However, statistics comparing blacks in the population and in the police force do not show even prima facie whether if there is discrimination it is attributable to the Massachusetts Civil Service Commission, or to the Boston Police Department, or to both. Moreover, those statistics are of no value in deciding which, if any, of the specific practices referred to in the complaint are discriminatory and should be enjoined. We, therefore, turn to a detailed...

To continue reading

Request your trial
39 cases
  • Green v. Cauthen
    • United States
    • U.S. District Court — District of South Carolina
    • May 20, 1974
    ...see Allen v. City of Mobile, 331 F.Supp. 1134 (S.D. Ala.1971); NAACP v. Allen, 340 F. Supp. 703 (M.D.Ala.1972), and Castro v. Beecher, 334 F.Supp. 930 (D.Mass. 1971). 8. The police department is not a proper party to this The Columbia City Police Department is not a proper party to this act......

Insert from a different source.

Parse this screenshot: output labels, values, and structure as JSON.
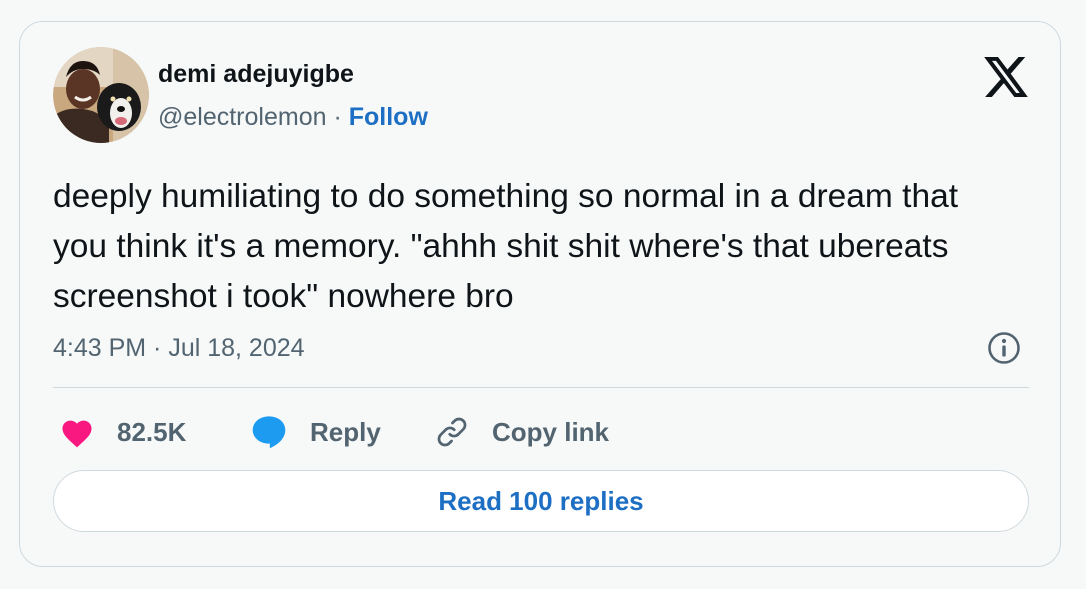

  • Washington v. Davis
    • United States
    • U.S. Supreme Court
    • June 7, 1976
    ...(E.D.La.1970) (issuing preliminary injunction), 321 F.Supp. 1241, 1244 (1971) (issuing permanent injunction). See also Castro v. Beecher, 334 F.Supp. 930 (D.Mass.1971), aff'd in part and rev'd in part on other grounds, 459 F.2d 725 (CA1 1972); Western Addition Community Org. v. Alioto, 330 ......
  • Lige v. Town of Montclair

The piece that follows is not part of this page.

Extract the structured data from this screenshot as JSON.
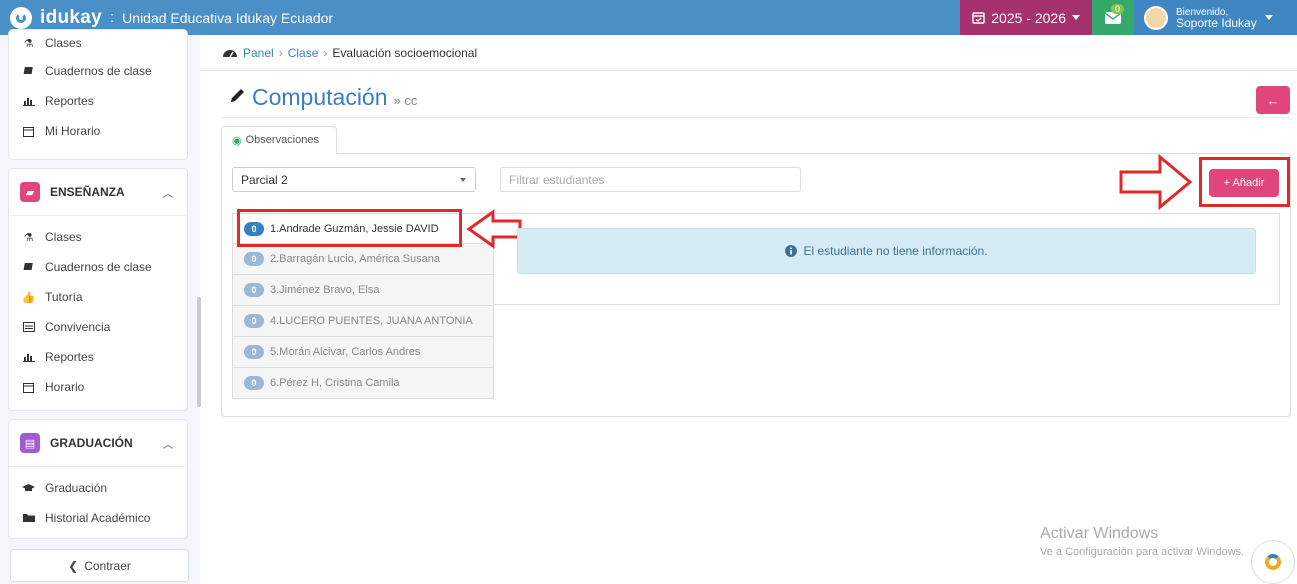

    • United States
    • New Jersey Supreme Court
    • November 30, 1976
    ...(S.D.N.Y.1971), and different groups within the population may have different levels of desire for the particular job, Castro v. Beecher, 334 F.Supp. 930 (D.Mass.1971). And most importantly, acceptance of the idea that discrepancies between racial composition of the community and the plant ......
  • Harper v. Mayor and City Council of Baltimore
    • United States
    • U.S. District Court — District of Maryland
    • May 2, 1973
    ...tests sorted out the best applicants for appointment. Chance v. Board of Examiners, supra; Carter v. Gallagher, supra; Castro v. Beecher, 334 F.Supp. 930 (D.Mass.1971), modified 459 F.2d 725 (1st Cir. 1972). This burden of validation rests with the Before addressing the question of whether ......
  • Request a trial to view additional results

VLEX uses login cookies to provide you with a better browsing experience. If you click on 'Accept' or continue browsing this site we consider that you accept our cookie policy. ACCEPT